The other possibility is that there are human beings reviewing the patterns of movements, and making editorial judgments about which should be incorporated into the general search results. Mayer does say “they‚Äôd be likely to make a change,” and while this is just an interview and she probably wasn’t choosing her words as though she was under oath, it’s an interesting question just how the decision to re-order search results in response to user actions would be implemented.

As we discuss in Blown to Bits, there have long been individual cases of editorial judgment, though most complainants about their placement seem simply to have lousy web sites by Google’s explicit standards. One has to wonder if this latest tweak isn’t going to open a major can of worms. Happily, it’s the sort of thing that can be tested quietly, and abandoned quietly if it doesn’t work out well.

One-Hour Edited Version of the Intelligence Squared Debate

Thursday, November 27th, 2008 by Harry Lewis

The debate in which I participated (and won!) affirming that “Google Violates Its ‘Don’t Be Evil’ Motto” has been edited down to an hour for radio broadcast. It is available on the NPR web site.

YouTube Videos of the Debate about Google

Tuesday, November 25th, 2008 by Harry Lewis

Last week’s Intelligence Squared debate (about which I blogged earlier) is now up for viewing on YouTube, in 13 parts. You can find them by searching for “intelligence squared google”. My initial presentation is #4, and I respond to a question from Larry Lessig in #8.

“Google Violates Its ‘Don’t Be Evil’ Motto”

Wednesday, November 19th, 2008 by Harry Lewis

Last night a team consisting of myself, Siva Vaidhyanathan (of UVa, author of Copyrights and Copyrwrongs and The Anarchist in the Library), and Randy Picker (of Chicago Law School) debated a team of Esther Dyson (author of Release 2.0), Jeff Jarvis (author of the forthcoming What Would Google Do?), and Jim Harper¬†(director of information policy studies at the Cato Institute). It was fun for everyone, I think.

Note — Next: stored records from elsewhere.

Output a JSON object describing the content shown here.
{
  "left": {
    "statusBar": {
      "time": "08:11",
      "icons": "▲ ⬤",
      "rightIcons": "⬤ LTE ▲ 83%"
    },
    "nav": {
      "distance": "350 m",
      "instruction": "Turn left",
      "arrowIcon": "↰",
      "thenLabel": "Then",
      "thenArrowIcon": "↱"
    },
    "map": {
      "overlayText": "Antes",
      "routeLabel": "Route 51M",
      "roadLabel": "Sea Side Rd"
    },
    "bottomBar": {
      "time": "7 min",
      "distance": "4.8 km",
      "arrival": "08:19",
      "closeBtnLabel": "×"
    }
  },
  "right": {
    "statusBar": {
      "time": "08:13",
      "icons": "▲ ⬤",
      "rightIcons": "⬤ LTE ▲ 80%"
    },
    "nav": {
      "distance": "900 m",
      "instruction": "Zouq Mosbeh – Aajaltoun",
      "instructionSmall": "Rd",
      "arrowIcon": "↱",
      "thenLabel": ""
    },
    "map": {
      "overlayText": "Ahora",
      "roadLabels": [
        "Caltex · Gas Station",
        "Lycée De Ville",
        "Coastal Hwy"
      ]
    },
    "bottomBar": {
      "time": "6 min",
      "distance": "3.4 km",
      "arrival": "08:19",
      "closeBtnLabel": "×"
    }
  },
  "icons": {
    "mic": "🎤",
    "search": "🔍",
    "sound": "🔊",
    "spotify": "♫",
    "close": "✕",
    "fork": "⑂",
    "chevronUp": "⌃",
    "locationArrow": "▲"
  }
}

I could have argued either side, but I was recruited for the affirmative. I focused my argument strictly on Google cooperating with the Chinese government by producing a censored version of its search engine, which I rather too dramatically also referred to as an “instrument of thought control” and likened to a “brainwashing serum” that no responsible American pharma company would make for a foreign government. It was an Oxford-style debate; I took it as my job to sway the crowd and win the argument, without lying but perhaps by exaggerating if the other side would let me get away with it. I think several of the other participants took it rather more as an actual religious war.

In the pre-debate poll, the voting was very much against the motion; when the poll was repeated, it was a dead tie, 47%-47%, with 6% undecided. By the debate rules — winner whoever changes the most minds — our team won. Fitting, on the eve of the 40th anniversary of Harvard’s great comeback 29-29 win over Yale in football!

The debate is in the Intelligence Squared series. A bouquet to the sponsors and staff of the series; it’s a great thing to do. Last night’s will be up on Youtube by the end of the week and in an NPR one-hour edited version shortly thereafter.